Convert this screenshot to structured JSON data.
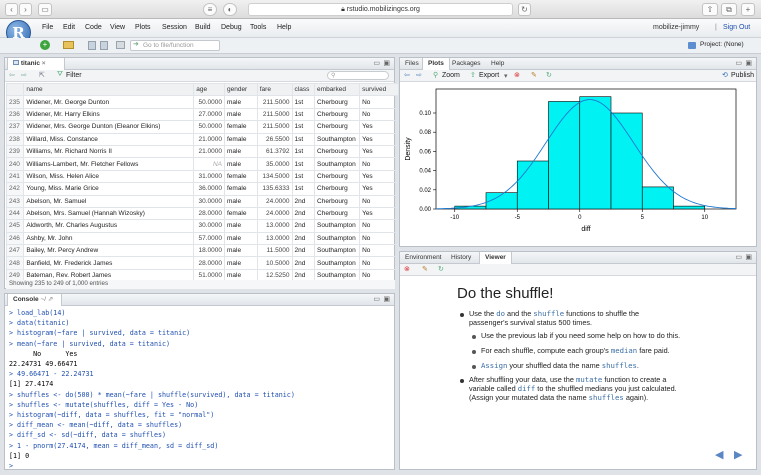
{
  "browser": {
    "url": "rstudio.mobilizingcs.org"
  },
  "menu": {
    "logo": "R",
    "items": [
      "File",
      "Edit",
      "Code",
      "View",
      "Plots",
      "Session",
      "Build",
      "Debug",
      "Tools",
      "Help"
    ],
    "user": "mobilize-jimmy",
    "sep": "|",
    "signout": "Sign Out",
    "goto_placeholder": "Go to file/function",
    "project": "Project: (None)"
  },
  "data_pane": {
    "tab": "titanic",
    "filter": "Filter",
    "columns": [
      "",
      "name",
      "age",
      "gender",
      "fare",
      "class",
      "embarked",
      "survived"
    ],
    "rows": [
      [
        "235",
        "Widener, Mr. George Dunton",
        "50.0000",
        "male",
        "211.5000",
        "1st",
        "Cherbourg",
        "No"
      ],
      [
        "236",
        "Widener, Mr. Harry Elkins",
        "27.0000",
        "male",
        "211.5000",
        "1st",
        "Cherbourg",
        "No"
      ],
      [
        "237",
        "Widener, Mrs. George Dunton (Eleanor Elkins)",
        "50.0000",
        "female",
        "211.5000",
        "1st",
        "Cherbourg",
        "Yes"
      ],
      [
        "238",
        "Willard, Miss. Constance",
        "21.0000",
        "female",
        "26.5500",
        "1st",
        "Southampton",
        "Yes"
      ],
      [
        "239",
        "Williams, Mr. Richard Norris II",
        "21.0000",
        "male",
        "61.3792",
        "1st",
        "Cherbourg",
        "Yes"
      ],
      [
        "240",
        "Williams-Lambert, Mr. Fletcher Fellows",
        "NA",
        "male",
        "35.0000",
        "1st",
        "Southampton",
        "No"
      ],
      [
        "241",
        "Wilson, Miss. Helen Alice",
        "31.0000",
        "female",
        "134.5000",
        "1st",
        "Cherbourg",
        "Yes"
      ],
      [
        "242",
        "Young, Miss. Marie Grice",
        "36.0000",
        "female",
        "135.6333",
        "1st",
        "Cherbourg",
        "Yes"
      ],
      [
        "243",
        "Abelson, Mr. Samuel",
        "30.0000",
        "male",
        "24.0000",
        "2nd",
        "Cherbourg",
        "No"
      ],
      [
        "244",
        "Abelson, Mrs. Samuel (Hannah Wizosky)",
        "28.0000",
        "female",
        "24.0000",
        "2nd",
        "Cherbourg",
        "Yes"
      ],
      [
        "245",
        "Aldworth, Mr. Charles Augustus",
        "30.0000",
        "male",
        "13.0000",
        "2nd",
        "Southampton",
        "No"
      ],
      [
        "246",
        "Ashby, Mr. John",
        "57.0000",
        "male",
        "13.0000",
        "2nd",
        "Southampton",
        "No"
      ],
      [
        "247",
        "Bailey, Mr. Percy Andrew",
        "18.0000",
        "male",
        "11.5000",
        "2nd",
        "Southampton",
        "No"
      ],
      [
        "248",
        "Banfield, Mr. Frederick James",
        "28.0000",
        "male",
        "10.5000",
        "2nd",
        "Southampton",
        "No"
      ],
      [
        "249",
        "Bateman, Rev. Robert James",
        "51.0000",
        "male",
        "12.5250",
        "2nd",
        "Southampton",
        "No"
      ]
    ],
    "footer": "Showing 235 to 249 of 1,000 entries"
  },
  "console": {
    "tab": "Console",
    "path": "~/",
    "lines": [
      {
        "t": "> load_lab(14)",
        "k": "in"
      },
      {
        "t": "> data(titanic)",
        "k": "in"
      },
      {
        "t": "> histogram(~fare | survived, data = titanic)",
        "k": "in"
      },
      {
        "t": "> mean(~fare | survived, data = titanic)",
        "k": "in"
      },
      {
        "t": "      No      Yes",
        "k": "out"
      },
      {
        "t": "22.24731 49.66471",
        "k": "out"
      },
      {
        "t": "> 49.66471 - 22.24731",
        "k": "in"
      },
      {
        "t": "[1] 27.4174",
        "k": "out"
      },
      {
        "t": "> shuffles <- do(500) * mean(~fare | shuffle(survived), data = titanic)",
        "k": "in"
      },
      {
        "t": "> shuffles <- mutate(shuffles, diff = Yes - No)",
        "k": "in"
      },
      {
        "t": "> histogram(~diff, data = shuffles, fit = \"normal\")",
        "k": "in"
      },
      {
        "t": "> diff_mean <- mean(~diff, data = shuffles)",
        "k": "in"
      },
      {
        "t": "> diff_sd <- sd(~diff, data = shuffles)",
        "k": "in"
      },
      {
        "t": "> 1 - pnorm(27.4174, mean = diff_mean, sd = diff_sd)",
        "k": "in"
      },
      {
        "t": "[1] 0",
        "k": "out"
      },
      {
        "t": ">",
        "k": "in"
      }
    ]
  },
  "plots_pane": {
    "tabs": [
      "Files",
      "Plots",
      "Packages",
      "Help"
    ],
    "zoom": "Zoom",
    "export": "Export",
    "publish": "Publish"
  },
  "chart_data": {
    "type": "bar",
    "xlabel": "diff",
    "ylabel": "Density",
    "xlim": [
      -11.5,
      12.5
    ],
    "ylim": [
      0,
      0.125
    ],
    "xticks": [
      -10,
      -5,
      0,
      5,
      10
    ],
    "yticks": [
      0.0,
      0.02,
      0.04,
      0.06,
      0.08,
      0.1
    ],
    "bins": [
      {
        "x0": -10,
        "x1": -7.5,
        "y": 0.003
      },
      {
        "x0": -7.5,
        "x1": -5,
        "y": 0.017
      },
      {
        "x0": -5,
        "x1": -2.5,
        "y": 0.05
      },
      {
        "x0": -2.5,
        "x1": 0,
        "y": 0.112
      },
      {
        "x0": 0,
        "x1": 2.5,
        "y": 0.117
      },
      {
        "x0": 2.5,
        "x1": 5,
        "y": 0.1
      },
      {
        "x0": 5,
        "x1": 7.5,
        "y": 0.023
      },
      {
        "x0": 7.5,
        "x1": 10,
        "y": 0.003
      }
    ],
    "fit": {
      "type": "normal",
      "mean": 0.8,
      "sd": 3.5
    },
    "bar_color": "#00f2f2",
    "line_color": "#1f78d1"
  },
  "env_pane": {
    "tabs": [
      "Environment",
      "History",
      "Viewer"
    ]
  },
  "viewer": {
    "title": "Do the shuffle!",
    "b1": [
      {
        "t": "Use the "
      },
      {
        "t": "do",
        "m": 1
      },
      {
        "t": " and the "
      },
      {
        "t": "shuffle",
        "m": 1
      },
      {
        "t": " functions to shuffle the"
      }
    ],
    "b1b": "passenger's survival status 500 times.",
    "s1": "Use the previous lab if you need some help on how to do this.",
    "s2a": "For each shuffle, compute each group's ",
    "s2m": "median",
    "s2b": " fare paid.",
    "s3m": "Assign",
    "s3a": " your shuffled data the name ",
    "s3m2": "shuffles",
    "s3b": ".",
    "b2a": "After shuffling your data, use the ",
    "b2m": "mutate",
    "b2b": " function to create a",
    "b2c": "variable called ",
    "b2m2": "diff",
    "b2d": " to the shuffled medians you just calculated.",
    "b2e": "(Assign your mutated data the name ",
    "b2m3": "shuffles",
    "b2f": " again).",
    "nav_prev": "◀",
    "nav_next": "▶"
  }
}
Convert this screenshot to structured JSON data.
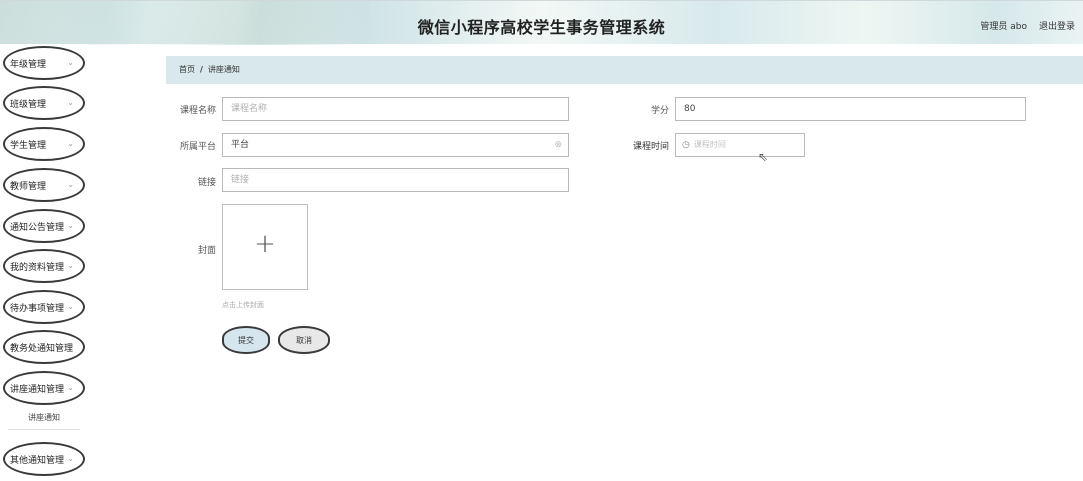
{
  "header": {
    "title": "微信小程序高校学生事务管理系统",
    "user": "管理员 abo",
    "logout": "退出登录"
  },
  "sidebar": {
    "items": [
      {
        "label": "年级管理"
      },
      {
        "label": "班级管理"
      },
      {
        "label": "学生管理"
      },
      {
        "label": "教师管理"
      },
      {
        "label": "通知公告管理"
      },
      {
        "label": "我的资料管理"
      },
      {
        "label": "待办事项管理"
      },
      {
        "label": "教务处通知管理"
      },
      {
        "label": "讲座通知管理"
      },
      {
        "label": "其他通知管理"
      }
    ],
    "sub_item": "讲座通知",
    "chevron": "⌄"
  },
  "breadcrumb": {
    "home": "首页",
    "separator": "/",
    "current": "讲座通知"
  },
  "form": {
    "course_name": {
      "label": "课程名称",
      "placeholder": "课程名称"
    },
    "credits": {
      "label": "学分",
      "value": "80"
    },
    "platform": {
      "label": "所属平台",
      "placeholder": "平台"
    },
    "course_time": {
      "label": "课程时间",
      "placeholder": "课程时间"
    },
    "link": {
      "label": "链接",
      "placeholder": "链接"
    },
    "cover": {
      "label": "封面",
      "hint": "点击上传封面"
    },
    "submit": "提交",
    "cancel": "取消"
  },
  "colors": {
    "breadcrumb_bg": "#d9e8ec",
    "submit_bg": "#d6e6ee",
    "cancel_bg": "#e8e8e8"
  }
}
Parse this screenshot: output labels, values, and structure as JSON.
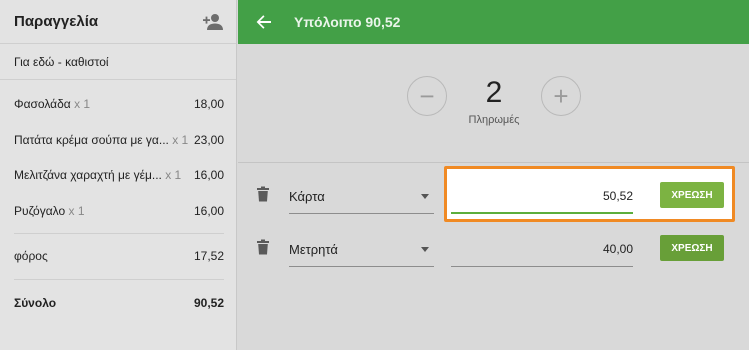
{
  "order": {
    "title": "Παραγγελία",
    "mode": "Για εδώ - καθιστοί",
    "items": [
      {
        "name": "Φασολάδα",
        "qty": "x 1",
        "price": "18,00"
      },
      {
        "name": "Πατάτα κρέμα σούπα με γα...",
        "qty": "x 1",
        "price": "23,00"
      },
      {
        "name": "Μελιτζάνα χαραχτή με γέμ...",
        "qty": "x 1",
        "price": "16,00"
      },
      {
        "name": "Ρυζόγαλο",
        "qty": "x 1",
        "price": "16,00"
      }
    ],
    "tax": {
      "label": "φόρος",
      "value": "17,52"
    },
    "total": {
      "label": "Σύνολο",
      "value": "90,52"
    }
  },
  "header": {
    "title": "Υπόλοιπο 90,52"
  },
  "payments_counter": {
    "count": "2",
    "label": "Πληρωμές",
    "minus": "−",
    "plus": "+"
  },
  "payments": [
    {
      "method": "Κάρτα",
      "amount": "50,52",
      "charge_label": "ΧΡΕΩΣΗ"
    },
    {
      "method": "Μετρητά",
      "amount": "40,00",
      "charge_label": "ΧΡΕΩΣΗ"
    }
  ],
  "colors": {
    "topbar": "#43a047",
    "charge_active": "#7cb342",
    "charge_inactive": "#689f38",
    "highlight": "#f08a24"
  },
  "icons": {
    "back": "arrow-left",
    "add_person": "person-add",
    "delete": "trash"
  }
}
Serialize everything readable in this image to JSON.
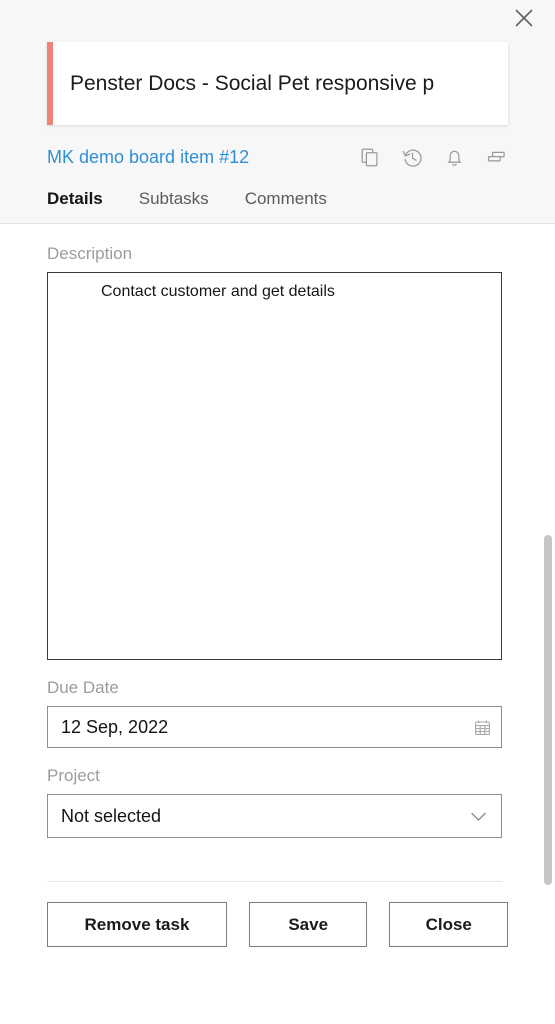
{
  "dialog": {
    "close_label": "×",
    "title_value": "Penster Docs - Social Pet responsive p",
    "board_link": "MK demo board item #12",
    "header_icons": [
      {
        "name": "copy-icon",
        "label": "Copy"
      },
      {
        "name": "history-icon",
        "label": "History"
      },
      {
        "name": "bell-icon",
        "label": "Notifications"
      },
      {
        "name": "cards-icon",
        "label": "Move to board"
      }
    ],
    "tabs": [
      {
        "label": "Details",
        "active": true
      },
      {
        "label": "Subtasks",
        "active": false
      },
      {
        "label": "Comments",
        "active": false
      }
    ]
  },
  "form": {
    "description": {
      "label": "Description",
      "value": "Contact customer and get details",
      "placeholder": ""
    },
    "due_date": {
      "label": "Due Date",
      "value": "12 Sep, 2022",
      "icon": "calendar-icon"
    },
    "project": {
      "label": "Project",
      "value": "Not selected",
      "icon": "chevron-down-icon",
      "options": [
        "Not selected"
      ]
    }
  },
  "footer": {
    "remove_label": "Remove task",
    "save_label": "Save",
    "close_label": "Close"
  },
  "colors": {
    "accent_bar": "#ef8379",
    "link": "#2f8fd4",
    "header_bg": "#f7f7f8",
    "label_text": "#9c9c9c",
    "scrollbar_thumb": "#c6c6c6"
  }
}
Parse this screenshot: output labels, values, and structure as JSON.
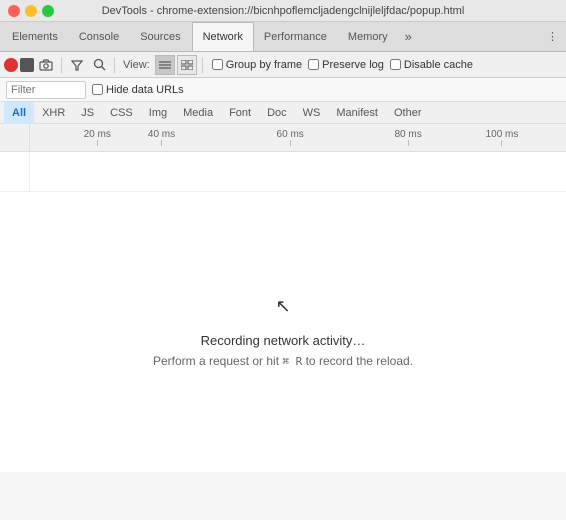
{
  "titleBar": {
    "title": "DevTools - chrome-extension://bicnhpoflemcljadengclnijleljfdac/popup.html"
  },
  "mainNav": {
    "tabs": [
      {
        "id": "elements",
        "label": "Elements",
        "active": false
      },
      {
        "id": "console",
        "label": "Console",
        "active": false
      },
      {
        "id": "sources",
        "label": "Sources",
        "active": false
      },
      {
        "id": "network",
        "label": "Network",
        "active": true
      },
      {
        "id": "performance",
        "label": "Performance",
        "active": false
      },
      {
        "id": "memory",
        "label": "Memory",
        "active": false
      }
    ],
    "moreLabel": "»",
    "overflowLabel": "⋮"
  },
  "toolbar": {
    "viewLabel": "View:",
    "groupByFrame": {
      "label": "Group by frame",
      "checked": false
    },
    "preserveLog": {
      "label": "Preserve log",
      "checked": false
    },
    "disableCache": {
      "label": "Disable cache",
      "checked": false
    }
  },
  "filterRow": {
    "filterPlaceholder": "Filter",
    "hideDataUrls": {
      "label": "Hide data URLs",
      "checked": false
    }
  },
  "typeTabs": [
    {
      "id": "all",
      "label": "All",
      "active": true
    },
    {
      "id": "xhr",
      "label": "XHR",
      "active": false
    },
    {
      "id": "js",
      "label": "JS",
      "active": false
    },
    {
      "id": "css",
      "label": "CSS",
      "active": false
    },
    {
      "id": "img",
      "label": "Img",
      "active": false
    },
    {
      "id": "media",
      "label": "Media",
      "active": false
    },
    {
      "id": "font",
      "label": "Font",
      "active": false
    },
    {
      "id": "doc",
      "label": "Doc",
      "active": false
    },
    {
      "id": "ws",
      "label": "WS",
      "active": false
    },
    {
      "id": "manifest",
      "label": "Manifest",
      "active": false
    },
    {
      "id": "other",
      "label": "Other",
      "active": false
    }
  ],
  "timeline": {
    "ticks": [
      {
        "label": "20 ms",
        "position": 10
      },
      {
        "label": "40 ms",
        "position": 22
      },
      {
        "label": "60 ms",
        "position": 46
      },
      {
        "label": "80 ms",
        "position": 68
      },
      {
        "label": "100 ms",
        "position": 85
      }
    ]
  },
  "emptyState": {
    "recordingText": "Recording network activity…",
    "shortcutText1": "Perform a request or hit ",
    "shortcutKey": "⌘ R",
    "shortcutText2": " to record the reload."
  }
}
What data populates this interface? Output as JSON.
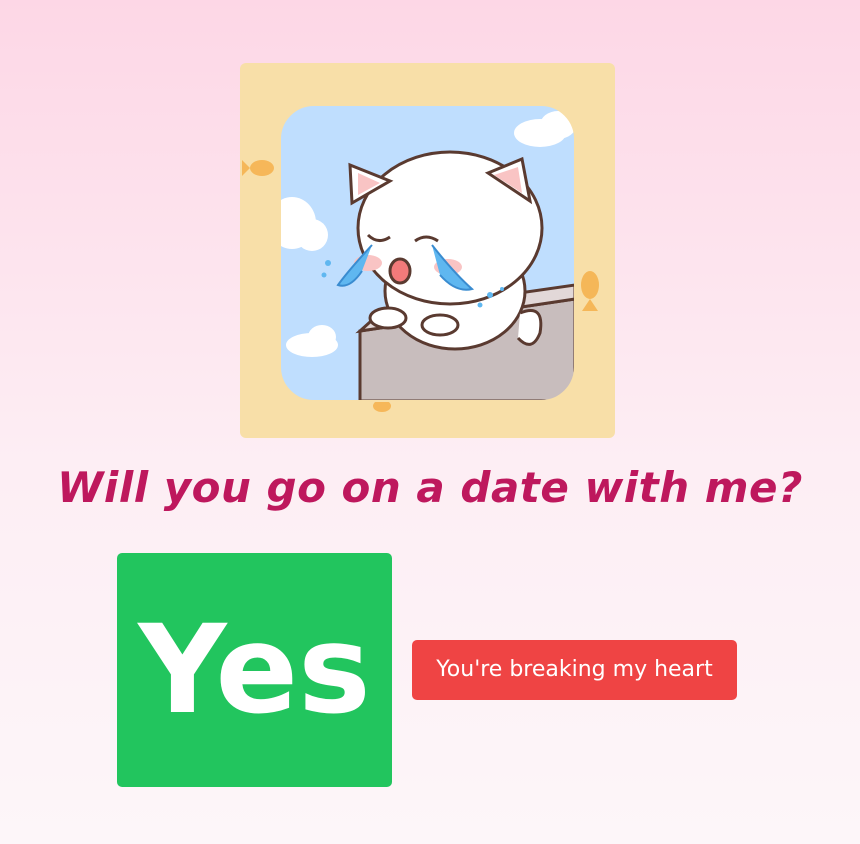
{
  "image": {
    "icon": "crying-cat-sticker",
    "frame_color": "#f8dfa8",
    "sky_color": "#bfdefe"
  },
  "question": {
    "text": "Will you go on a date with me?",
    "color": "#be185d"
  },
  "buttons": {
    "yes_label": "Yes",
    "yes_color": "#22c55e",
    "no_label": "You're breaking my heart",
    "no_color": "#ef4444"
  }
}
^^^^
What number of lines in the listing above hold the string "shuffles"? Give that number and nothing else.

*Task response*
7